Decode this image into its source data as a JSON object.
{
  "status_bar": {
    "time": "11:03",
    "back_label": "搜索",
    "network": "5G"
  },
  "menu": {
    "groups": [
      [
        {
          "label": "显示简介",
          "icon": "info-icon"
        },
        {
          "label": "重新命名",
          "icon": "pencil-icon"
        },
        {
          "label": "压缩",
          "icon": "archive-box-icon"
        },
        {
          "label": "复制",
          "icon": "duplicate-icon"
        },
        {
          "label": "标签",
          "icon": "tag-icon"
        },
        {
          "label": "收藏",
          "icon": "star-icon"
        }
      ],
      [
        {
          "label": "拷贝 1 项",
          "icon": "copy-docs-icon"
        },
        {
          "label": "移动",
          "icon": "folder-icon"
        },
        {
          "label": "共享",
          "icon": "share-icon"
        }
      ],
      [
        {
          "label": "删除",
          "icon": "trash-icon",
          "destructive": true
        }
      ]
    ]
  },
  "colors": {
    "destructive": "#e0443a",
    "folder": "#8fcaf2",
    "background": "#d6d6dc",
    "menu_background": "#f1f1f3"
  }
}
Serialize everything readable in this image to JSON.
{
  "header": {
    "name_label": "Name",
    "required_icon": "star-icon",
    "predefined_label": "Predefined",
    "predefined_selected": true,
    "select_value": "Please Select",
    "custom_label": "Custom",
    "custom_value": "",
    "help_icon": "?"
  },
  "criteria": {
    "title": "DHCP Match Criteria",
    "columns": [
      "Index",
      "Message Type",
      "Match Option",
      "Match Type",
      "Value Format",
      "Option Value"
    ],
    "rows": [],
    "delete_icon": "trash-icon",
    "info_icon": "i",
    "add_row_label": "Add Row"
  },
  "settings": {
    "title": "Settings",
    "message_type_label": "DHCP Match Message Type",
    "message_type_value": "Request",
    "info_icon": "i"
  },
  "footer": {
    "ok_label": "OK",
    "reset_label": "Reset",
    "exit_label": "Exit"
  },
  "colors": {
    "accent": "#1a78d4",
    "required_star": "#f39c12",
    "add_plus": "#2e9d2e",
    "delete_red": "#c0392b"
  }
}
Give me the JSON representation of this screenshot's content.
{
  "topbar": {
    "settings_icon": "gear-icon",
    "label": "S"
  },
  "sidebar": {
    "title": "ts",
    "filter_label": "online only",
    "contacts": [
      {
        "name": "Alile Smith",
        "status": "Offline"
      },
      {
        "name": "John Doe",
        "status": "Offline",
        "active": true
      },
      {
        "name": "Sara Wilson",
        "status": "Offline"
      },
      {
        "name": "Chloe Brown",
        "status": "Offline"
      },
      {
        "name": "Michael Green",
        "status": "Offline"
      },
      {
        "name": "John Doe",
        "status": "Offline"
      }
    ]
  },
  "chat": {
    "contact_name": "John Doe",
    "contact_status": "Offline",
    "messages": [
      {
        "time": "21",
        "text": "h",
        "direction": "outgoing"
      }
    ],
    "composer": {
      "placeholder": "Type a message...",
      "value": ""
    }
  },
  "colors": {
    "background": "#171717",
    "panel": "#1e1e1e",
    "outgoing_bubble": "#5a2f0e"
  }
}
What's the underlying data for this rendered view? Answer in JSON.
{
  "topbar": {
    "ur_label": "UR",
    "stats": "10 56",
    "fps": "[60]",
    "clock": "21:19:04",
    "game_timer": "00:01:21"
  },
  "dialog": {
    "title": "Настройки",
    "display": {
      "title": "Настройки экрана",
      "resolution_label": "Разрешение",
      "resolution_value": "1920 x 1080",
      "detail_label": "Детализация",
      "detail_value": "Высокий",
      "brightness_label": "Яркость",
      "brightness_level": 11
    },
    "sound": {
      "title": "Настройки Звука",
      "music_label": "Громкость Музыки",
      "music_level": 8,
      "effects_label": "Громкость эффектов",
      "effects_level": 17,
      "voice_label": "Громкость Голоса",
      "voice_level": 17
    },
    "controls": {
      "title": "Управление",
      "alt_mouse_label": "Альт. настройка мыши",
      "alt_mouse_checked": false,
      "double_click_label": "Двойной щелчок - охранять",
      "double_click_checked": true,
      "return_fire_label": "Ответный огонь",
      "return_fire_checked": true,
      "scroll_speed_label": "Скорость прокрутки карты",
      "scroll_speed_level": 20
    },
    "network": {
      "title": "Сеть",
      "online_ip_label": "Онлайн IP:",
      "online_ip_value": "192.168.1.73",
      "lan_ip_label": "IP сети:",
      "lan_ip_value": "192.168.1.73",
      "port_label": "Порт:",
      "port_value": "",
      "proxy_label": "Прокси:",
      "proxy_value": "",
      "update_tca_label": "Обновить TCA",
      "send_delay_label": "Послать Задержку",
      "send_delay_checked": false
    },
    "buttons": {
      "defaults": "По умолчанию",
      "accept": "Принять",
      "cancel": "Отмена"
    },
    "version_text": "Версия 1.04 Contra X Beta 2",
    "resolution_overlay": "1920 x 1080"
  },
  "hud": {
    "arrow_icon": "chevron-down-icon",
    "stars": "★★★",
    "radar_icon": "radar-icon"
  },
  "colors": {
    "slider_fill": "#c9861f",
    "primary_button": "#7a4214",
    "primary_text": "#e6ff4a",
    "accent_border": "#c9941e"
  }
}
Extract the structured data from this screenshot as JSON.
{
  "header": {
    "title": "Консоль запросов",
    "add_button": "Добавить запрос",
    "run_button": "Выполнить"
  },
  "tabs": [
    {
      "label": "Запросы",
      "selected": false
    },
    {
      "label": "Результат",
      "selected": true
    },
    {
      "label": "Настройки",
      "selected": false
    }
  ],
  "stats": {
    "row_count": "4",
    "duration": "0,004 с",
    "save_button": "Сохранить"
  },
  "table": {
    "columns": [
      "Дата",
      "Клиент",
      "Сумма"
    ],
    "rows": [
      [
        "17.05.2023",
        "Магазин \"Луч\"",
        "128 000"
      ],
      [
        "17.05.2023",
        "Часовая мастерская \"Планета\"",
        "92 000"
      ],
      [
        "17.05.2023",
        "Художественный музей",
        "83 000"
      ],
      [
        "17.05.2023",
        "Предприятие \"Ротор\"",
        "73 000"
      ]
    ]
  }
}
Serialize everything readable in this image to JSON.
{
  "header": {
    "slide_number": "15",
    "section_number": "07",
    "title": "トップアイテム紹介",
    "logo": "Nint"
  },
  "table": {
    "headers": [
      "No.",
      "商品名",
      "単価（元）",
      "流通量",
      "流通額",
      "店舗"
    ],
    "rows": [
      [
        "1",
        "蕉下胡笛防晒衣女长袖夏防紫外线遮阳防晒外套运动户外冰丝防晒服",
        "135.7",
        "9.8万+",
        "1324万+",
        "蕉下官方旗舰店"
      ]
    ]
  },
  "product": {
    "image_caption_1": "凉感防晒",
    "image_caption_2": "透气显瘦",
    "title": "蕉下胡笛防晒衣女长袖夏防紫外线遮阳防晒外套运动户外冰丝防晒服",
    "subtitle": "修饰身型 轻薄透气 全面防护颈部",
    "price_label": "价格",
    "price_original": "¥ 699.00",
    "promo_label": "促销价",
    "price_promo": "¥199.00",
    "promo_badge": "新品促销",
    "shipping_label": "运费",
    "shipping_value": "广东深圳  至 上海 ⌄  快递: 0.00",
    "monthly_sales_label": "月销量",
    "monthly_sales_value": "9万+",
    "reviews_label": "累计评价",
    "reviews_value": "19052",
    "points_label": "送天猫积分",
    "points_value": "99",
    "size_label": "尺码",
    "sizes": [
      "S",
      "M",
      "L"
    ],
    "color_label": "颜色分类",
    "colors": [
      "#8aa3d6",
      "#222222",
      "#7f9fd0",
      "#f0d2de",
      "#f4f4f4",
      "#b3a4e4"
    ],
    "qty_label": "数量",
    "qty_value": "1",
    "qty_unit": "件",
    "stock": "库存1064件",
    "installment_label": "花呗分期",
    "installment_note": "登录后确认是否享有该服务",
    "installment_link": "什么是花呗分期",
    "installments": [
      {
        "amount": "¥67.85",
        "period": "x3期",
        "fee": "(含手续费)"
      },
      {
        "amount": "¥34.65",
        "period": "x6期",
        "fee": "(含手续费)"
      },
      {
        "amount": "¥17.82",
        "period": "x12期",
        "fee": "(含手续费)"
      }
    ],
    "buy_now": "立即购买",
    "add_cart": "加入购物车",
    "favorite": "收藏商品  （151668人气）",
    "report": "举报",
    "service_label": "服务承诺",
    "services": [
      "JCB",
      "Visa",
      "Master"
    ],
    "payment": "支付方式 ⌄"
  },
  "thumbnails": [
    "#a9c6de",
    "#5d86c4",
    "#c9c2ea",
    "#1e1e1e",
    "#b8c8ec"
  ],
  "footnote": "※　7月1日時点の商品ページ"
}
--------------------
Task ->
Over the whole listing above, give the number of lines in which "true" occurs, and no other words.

Problem solution ->
6